(Continuing a pattern of slip-ups, "Talking Point" #1 was changed overnight --- the original claims regarding which puppy-sellers are required to have a seller's permit, keep tax records and so forth were deleted.)
New Claim #1: AB 1634 will not result in a shortage of pets.
The truth: The bill's authors and supporters want more than a no-kill nation --- they want a "no-birth" nation. Our state's shelters aren't filled with homeless Borzois, Spanish mastiffs, Gordon setters, Welsh terriers, salukis, Belgian tervuren, foxhounds, kelpies and working border collies, but never mind: as the bill's campaign director states in a video on the bill's home page, "If you have an intact animal, you're part of the problem."
The bill does give puppy mills and pet shops a free pass, though, so there'll be no shortage of badly-bred misery puppies.
Claim #3: AB 1634 has no relationship to animal extremists.
The truth: Not as visible a relationship, let's say, now that the link to PETA Board Member Billl Maher's video has been removed from the bill's official home page. And PETA's name has been removed from the official site's list of supporters.
Also from Claim #3: "AB 1634 was originated by local animal control directors across the state, who realize that the ethical and fiscal burden caused by the overpopulation crisis needs a state-wide solution."
The truth: which part of the official site are we supposed to believe? AB 1634's home page provides a link to an OC Register story, The Woman Behind the Bill:
As the [Katrina] rescue effort wound down, Los Angeles Animal Services General Manager Ed Boks held a press conference [...] [AB 1634 campaign director Judie] Mancuso knew Boks had a "no-kill" philosophy [...] Here was her chance. She showed up at the press conference, introduced herself to Boks and asked if he would do a spay-and-neuter bill with her. Over the next year, the two birthed the California Healthy Pets Act.
Claim #4: This is not a "local government" issue.
"The bill was actually originated by local government entities who realize that a state-wide solution is the only way to combat this problem."
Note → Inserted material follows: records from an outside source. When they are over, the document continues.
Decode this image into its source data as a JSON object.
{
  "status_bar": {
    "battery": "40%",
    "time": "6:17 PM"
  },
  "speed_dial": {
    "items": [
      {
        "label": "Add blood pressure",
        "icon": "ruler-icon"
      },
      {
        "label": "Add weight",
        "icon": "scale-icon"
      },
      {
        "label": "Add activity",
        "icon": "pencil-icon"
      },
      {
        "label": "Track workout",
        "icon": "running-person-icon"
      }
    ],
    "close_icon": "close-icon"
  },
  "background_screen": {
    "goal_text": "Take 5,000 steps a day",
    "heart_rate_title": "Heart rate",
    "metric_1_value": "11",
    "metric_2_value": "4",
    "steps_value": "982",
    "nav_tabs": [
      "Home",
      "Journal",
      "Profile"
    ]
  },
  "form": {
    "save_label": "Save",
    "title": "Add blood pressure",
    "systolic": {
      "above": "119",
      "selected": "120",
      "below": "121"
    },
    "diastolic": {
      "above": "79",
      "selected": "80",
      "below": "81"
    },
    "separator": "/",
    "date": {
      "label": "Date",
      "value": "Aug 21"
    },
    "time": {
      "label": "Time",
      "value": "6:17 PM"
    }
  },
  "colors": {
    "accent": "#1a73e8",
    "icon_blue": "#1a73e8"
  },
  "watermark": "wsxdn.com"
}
The truth: see the OC Register excerpt above. AB 1634 will create a patchwork nightmare of differing laws, with each element contingent upon the approval of the "local jurisdiction or its authorized local animal control agency." "State-wide solution"? Please.
Claim #5: Pets are routinely safely and successfully altered at 4 months of age. Vets can delay the procedure if they feel it is in the animal’s best interest.
The truth: AB 1634 makes waivers contingent on illness or age. "Safely altered"? Sure, it might be "safely" done, but how does it affect your pet? Try this: go to PubMed and type neutered + cancer in the search box. The first result you should see is this: A population study of neutering status as a risk factor for canine prostate cancer. I'm not a vet --- but the authors of this May 2007 study are. For a summary of other articles relating to spay/neuter, read this. When --- or whether --- to spay or neuter a pet is a decision best left to responsible owners and their veterinarians, not politicians.
I'll give the last word to Christie Keith:
The answer [to the problem of homeless cats and dogs] is not some bitterly divisive, hard to enforce, punitive legislation that doesn’t solve the problem in the first place and tramples on people’s dreams, goals, and relationship with their animals. The day I let a politician or animal control officer force me to perform a medical procedure on my dog or cat against my will be a cold day in hell. All my current pets are altered so it’s all hypothetical, but I would never, ever comply with this legislation. I find it profoundly offensive, and if you can find someone who loves animals more than I do, I have no idea who it is. [Boldface added.]